What will happen when you ring ARAS

The ARAS advocate will listen and ask questions in order to clarify the specific issues of concern. They will provide accurate information about the rights of the older person and strategies to resolve the problem. The advocate will discuss any negative consequences that may arise from a particular action.
The older person may choose to speak for themselves or prefer their representative or an ARAS advocate to speak on their behalf (Note: the advocates in the Abuse Prevention Program will not confront the alleged abuser). The older person or their representative will be consulted and kept fully informed during the advocacy process. The association with ARAS is continuous until the issues are resolved.

If ARAS is unable to resolve the older persons concerns, the advocate will provide information and referral to services which can assist.

Points to consider

The advocate will follow clear procedures re working with the older person and/or their representative.

  • The advocate will assist the older person to express their wishes.
  • The older person chooses who will be their representative.
  • When there is conflict between representatives, the best interests of the older person, based on their previously expressed and present wishes will determine what happens.
  • When the older person's best interests are at risk, ARAS will refer to more formal means to resolve conflict and ensure that the older person's rights are safeguarded.
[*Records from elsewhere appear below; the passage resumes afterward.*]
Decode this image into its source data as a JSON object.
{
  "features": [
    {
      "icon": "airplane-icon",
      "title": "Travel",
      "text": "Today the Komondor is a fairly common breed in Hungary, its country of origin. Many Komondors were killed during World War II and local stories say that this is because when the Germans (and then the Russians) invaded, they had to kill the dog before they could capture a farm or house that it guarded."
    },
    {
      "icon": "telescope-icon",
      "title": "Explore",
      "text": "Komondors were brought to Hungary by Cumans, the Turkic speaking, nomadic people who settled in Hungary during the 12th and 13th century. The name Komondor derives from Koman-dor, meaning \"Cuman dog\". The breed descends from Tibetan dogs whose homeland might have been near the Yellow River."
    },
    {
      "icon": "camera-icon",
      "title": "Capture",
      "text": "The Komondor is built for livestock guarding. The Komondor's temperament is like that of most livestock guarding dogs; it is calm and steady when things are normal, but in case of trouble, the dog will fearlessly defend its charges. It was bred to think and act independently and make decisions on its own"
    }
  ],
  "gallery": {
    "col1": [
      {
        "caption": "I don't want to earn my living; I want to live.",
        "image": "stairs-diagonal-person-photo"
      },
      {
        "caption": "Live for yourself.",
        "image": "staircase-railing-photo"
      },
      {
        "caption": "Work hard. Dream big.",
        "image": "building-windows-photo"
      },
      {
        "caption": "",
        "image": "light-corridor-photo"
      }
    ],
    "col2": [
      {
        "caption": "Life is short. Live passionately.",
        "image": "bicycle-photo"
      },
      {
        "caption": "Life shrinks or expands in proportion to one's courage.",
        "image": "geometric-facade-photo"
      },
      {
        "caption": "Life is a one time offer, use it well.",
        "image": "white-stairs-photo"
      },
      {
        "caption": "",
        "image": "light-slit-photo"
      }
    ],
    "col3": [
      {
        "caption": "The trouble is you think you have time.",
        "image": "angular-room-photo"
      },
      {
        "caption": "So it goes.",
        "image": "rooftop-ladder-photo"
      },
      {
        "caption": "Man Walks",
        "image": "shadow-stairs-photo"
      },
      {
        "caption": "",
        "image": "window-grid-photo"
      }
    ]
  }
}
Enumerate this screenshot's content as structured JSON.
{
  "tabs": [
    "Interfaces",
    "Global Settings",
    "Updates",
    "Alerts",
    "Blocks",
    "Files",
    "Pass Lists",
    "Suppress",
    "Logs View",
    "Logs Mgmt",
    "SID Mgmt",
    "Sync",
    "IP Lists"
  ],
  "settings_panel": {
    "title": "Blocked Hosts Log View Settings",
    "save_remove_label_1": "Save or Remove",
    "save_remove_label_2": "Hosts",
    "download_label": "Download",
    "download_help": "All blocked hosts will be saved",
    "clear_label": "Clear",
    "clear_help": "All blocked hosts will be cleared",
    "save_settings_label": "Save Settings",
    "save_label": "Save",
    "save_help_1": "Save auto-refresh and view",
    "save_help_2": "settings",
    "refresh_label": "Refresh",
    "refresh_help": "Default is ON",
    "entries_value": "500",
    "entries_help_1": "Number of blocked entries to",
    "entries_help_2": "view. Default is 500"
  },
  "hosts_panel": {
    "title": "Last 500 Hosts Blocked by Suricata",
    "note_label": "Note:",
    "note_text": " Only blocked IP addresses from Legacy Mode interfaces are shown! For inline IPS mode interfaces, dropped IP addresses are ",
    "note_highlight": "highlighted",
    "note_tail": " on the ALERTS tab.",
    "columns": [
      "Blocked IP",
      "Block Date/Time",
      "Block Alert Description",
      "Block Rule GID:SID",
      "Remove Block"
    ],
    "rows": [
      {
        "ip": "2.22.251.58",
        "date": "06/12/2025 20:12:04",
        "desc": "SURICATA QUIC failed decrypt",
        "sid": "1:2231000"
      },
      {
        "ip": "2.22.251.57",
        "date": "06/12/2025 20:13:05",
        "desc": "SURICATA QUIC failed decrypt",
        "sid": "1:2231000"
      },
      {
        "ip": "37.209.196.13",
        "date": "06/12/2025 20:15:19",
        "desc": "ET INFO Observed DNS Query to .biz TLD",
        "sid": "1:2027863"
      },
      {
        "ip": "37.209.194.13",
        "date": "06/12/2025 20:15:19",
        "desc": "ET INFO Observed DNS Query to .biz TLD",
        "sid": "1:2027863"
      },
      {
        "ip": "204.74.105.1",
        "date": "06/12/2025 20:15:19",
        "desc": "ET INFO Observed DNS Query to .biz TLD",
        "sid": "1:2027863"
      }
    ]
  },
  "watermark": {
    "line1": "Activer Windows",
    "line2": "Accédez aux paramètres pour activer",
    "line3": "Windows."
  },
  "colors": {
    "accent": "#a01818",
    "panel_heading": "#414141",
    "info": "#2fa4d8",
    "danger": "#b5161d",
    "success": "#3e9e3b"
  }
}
ARAS offers a free, confidential and independent service. We can arrange to visit you in your home or by appointment in our offices.

We can also arrange an interpreter if needed and our brochure is available in other languages. If you would like to order some brochures visit our publications page.

ARAS information is available on CD